Segment Open

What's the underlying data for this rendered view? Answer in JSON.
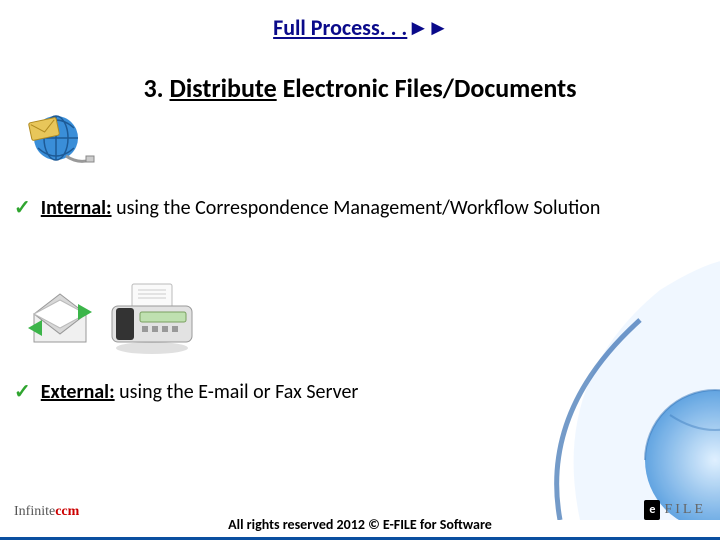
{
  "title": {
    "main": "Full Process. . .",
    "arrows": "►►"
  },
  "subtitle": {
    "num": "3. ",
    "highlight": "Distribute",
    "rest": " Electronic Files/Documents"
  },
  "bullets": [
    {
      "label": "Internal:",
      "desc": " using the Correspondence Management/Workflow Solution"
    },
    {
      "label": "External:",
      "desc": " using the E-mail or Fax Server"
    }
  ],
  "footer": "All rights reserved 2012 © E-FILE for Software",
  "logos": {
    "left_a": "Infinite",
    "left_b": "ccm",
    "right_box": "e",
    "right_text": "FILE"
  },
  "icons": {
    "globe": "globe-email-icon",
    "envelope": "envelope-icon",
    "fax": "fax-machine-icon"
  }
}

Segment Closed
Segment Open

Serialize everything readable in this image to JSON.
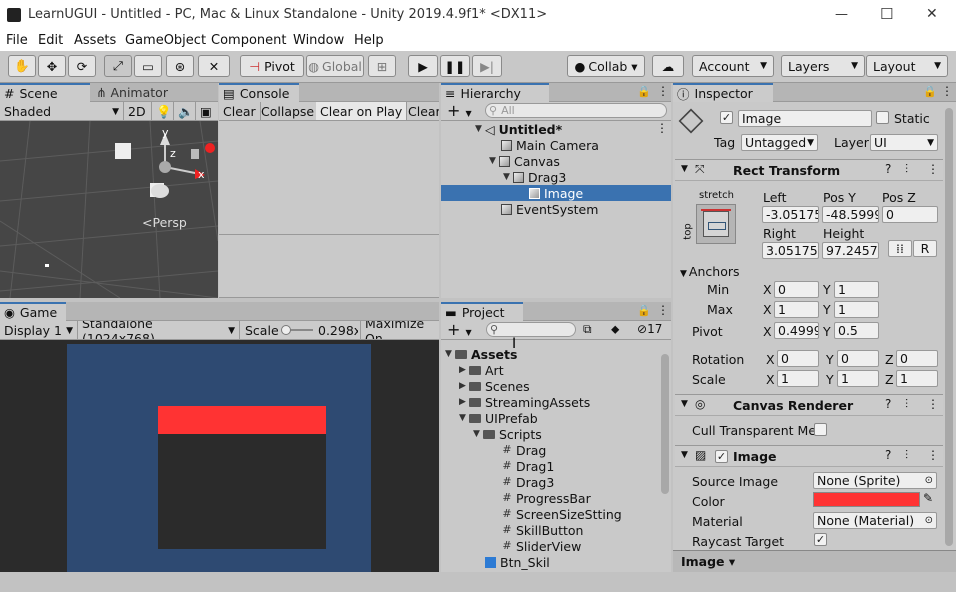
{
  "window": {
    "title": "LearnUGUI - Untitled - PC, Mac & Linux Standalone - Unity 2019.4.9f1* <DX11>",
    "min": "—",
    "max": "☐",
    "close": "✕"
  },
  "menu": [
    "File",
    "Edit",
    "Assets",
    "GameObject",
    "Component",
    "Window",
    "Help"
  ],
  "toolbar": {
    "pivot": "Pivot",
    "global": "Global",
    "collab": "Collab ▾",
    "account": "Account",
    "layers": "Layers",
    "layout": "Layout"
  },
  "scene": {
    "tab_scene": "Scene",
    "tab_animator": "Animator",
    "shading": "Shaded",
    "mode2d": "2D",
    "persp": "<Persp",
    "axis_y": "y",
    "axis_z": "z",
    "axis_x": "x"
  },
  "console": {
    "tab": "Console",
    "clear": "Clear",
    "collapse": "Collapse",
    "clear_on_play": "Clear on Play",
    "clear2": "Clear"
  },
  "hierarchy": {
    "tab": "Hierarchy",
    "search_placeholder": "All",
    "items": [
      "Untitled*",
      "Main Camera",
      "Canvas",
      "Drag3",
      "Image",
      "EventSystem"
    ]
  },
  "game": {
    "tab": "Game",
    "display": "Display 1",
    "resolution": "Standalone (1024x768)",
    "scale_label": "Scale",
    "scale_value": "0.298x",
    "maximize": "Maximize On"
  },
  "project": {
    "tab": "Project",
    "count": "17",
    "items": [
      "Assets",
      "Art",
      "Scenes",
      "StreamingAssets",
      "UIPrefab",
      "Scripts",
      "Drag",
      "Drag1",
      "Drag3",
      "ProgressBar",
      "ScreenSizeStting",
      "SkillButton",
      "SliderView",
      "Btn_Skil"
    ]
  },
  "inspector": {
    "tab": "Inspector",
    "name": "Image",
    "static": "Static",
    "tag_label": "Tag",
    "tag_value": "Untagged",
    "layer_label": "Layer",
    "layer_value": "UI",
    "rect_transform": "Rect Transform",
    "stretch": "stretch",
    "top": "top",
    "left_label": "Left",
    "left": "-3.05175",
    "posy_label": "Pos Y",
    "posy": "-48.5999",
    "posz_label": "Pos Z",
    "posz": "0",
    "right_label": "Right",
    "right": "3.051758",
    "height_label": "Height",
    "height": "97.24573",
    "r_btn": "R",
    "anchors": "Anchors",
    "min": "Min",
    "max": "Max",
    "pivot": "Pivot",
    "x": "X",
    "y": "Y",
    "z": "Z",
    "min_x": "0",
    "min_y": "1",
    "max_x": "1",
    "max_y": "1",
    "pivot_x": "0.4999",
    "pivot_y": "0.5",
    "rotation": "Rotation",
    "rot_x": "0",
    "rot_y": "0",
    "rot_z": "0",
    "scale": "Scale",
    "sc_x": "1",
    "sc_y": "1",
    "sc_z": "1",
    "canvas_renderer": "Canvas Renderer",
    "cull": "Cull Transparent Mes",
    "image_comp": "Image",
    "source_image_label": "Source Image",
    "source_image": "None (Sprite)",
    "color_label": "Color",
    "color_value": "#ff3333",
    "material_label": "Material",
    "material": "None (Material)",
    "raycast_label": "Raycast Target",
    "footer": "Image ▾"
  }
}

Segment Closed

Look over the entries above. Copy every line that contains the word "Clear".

EXPECTED ANSWER:
    "clear": "Clear",
    "clear_on_play": "Clear on Play",
    "clear2": "Clear"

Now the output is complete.